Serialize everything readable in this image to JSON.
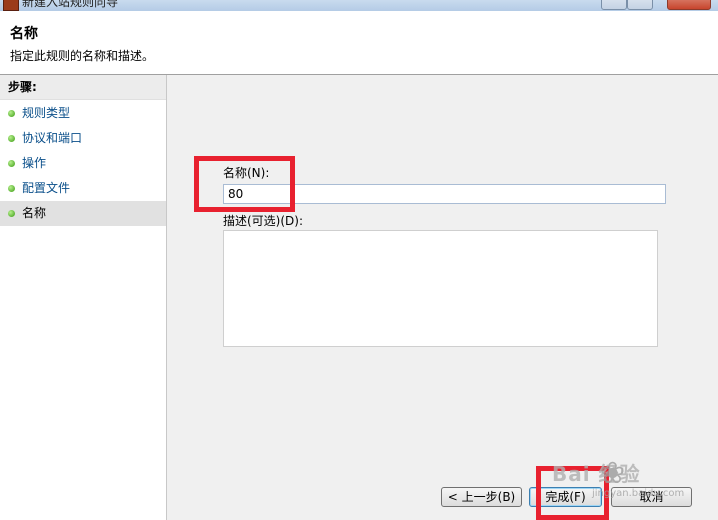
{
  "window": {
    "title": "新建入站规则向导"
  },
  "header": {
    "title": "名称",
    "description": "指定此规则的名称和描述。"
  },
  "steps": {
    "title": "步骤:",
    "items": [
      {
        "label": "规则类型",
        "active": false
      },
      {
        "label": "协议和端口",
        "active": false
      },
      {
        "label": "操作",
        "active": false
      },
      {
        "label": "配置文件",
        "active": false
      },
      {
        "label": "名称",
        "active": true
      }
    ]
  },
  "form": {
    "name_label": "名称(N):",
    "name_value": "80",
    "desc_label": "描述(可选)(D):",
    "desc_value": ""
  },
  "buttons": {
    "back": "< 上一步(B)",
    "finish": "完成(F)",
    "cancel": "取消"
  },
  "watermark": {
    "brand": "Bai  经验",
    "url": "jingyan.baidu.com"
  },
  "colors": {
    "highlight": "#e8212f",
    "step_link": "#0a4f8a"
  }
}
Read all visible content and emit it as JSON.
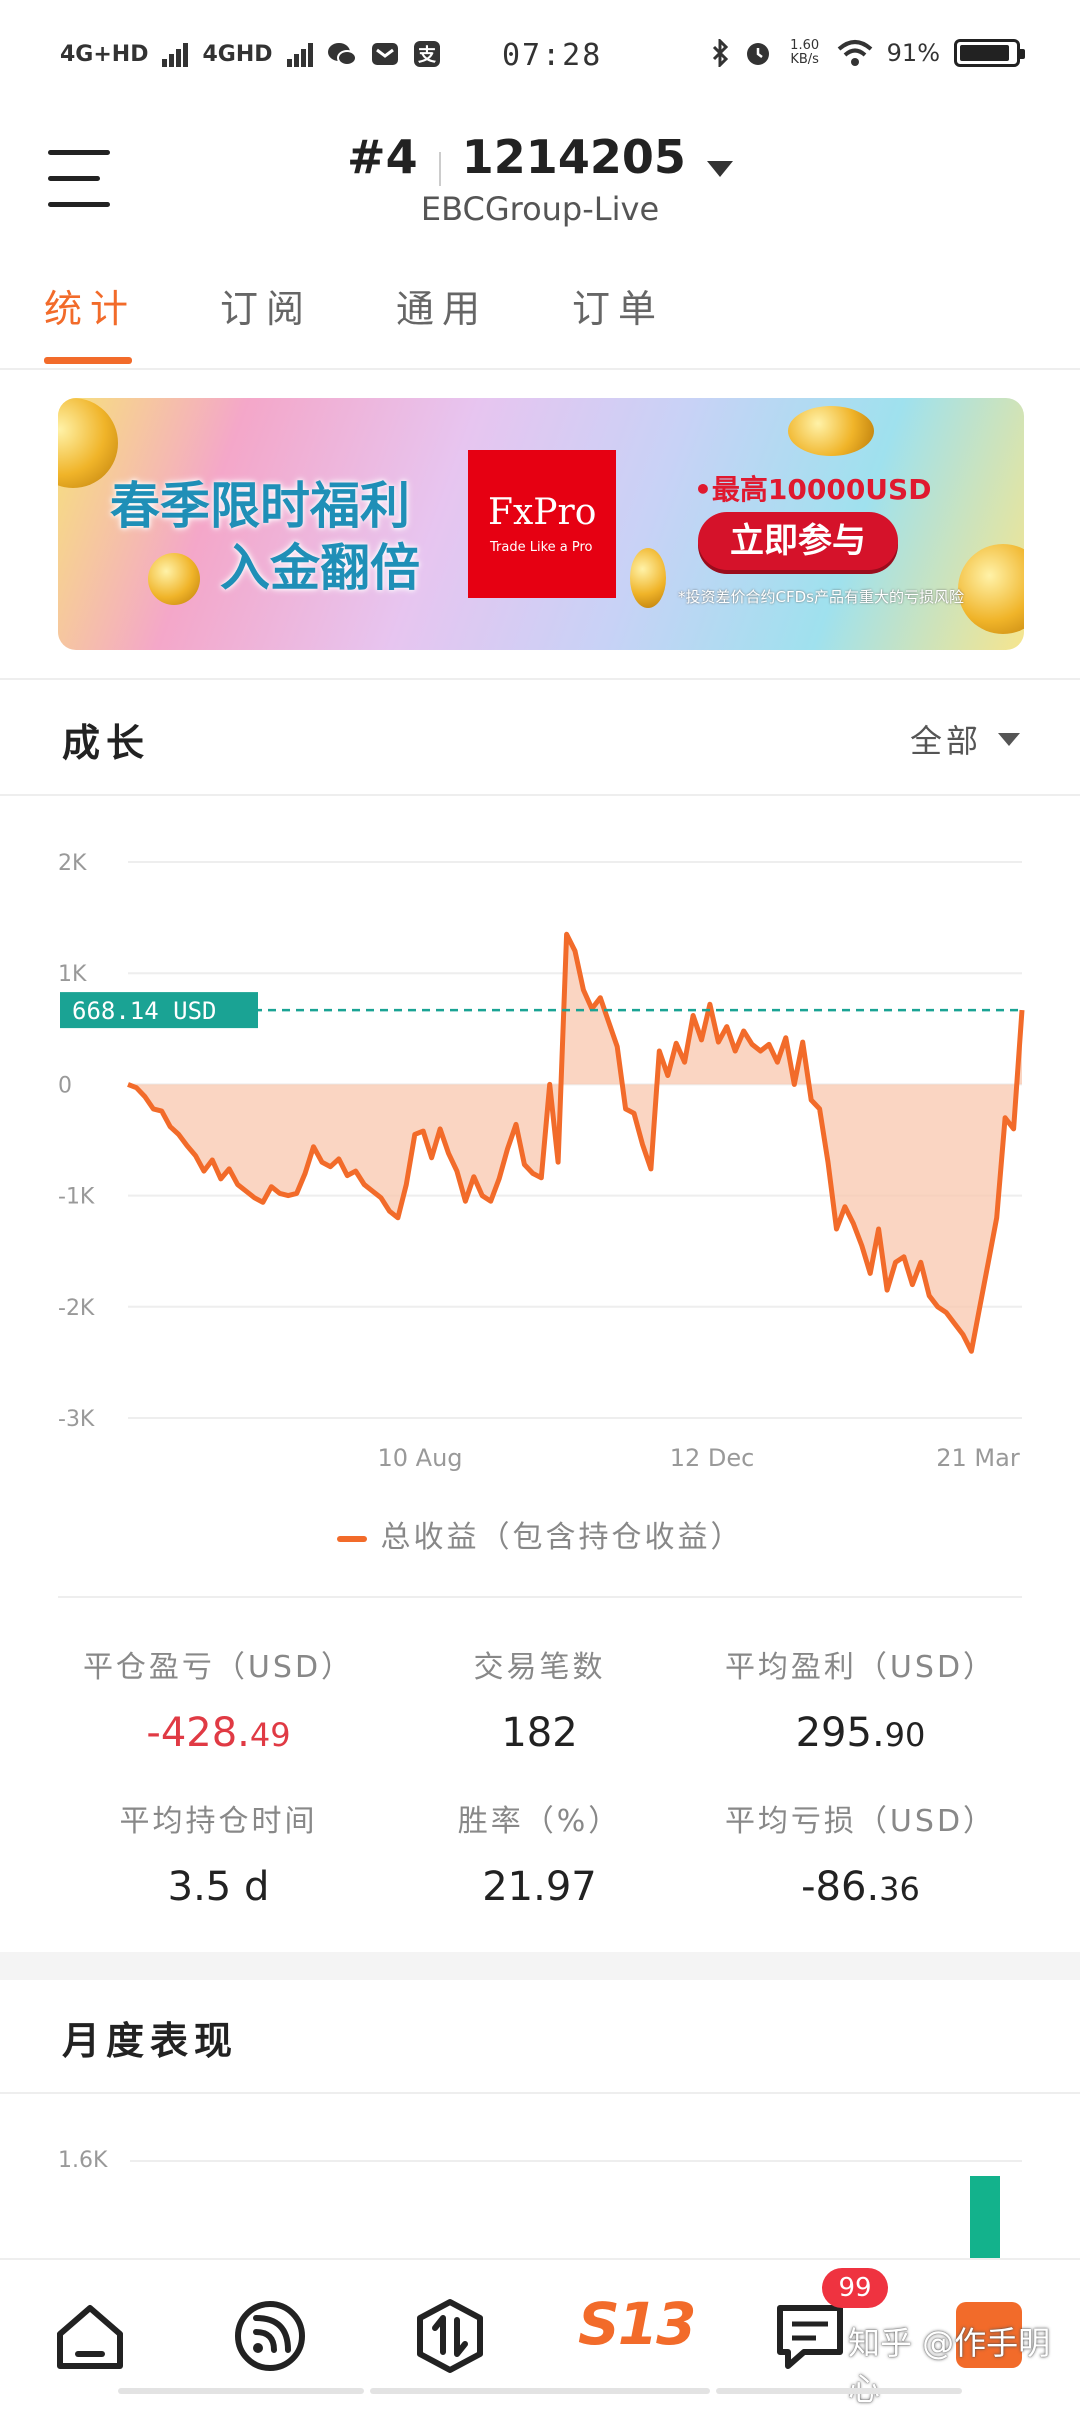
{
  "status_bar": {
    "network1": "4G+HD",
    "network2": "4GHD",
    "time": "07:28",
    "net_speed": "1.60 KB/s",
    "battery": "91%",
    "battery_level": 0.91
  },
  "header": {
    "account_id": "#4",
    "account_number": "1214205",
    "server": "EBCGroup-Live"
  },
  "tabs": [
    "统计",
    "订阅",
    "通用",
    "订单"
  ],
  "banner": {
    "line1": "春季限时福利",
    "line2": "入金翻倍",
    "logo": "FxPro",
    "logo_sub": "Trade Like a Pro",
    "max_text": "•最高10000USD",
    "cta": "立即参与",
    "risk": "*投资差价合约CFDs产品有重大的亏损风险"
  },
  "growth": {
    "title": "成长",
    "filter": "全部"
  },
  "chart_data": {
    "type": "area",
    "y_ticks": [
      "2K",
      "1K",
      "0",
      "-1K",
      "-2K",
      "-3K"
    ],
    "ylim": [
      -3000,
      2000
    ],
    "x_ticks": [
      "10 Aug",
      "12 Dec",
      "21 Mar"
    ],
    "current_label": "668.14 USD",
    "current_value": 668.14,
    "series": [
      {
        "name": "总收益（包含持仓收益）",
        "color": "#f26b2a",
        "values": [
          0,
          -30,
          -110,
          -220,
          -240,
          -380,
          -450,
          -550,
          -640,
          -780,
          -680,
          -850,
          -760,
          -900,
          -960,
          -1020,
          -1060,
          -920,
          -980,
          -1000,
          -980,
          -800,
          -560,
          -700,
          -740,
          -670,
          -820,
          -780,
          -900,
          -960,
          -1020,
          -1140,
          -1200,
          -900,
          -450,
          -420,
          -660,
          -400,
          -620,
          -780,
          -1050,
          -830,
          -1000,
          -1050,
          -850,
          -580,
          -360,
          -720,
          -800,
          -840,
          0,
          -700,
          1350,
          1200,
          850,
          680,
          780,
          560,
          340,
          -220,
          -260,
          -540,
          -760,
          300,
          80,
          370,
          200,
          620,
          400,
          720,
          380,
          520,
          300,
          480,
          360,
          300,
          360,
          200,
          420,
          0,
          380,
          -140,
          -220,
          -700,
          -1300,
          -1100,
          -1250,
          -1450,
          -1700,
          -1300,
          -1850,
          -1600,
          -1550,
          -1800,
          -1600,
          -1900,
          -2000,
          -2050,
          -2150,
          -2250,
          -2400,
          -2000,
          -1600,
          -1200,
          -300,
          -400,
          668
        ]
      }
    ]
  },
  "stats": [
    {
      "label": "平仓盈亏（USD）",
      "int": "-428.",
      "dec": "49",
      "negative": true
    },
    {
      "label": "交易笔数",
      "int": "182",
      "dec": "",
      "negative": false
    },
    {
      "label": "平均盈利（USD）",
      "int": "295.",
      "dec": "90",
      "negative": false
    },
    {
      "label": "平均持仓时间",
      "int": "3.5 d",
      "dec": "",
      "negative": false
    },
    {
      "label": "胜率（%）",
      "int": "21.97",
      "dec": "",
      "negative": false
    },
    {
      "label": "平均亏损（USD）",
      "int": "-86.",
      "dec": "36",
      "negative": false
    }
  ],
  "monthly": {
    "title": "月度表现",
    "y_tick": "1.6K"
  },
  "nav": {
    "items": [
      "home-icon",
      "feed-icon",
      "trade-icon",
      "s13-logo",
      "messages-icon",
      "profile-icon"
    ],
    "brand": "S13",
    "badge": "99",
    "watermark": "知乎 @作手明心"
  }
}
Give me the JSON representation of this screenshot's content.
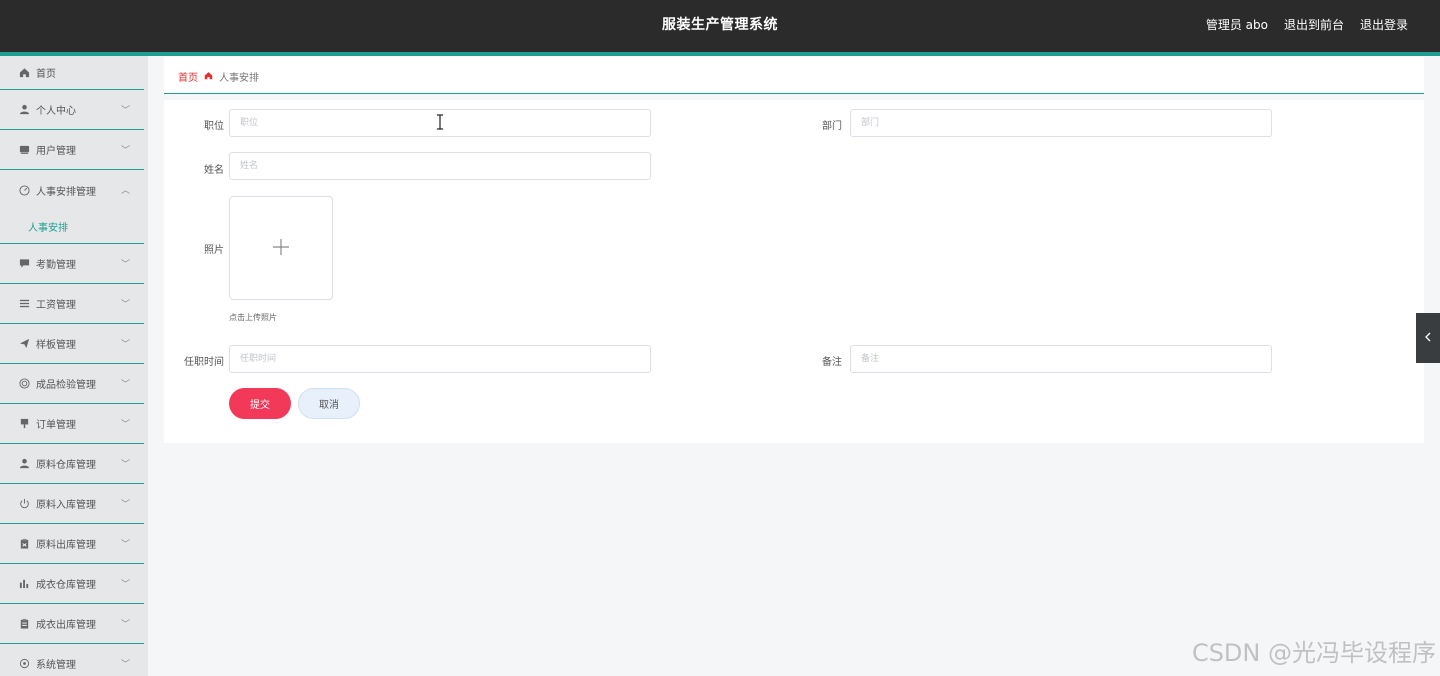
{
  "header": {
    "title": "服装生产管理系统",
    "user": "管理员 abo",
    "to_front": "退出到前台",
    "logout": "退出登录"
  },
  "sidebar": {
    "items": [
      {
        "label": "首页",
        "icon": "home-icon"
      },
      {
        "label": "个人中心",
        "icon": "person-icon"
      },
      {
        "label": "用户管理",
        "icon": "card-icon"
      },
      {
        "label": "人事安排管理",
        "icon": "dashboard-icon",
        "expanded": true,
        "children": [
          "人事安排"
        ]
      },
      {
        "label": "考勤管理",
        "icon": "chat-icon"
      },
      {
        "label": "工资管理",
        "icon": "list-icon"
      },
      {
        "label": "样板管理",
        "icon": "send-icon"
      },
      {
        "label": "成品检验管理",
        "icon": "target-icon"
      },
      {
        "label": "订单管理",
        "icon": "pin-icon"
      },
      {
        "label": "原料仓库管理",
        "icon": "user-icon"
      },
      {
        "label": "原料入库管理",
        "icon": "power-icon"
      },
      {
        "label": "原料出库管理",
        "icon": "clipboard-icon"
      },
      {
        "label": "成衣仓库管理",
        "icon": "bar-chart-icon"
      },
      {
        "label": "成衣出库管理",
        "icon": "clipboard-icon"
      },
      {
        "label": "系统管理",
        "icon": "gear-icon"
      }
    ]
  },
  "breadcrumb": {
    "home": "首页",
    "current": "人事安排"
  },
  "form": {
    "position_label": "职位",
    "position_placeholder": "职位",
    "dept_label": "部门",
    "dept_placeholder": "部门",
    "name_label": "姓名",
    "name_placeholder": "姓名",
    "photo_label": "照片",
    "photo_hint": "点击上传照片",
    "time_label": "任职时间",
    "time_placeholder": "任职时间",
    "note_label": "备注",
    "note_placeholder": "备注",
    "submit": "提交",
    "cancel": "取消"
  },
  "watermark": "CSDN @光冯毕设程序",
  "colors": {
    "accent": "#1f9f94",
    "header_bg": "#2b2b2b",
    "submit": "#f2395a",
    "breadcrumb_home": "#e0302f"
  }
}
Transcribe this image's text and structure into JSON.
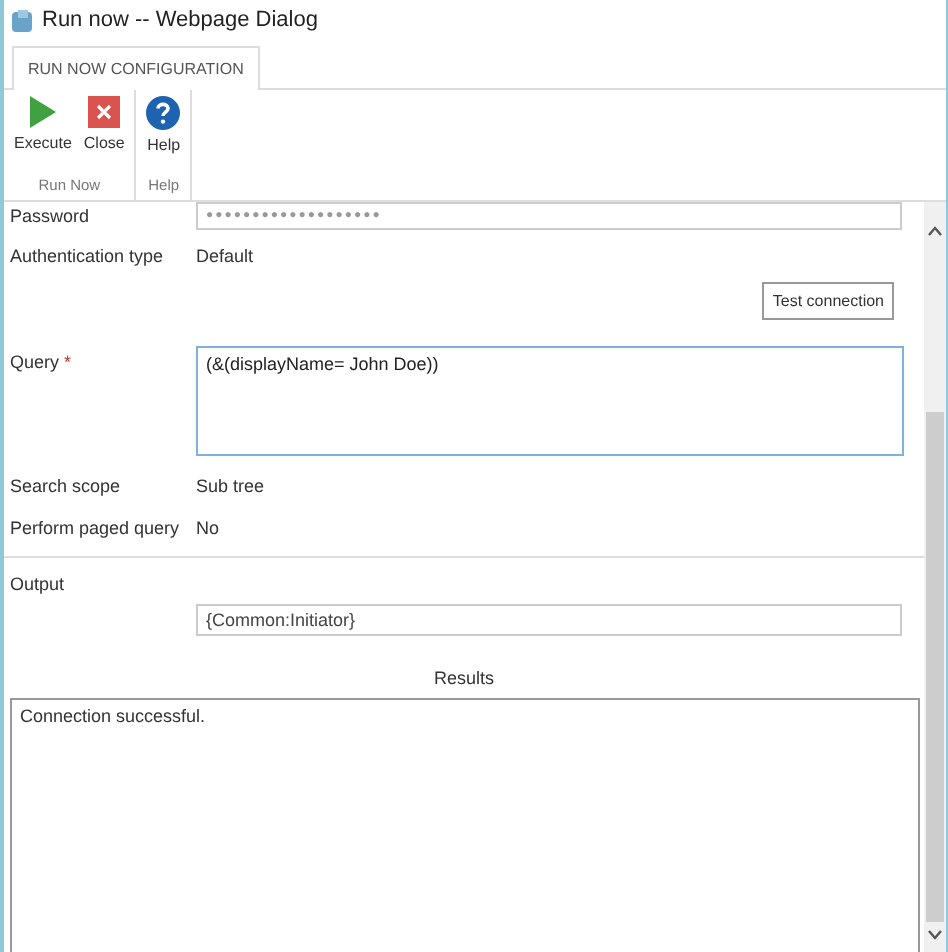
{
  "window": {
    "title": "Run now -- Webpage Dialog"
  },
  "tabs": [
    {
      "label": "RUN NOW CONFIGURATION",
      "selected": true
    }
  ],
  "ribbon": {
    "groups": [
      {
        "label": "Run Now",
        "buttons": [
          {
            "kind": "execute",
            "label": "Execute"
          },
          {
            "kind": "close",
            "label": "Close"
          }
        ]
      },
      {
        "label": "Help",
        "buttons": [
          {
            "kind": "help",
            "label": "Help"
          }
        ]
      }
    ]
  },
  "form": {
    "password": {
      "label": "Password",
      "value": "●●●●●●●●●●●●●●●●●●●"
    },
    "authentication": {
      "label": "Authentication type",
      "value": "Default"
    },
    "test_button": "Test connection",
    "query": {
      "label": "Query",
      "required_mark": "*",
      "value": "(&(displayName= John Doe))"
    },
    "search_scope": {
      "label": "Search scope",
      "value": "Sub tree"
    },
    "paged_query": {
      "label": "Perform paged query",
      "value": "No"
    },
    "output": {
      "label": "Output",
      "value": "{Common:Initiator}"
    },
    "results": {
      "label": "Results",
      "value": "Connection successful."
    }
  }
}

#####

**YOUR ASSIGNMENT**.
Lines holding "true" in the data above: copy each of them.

**SOLUTION BELOW**.
        "active": true
      "negative": true
        "expanded": true,
      "selected": true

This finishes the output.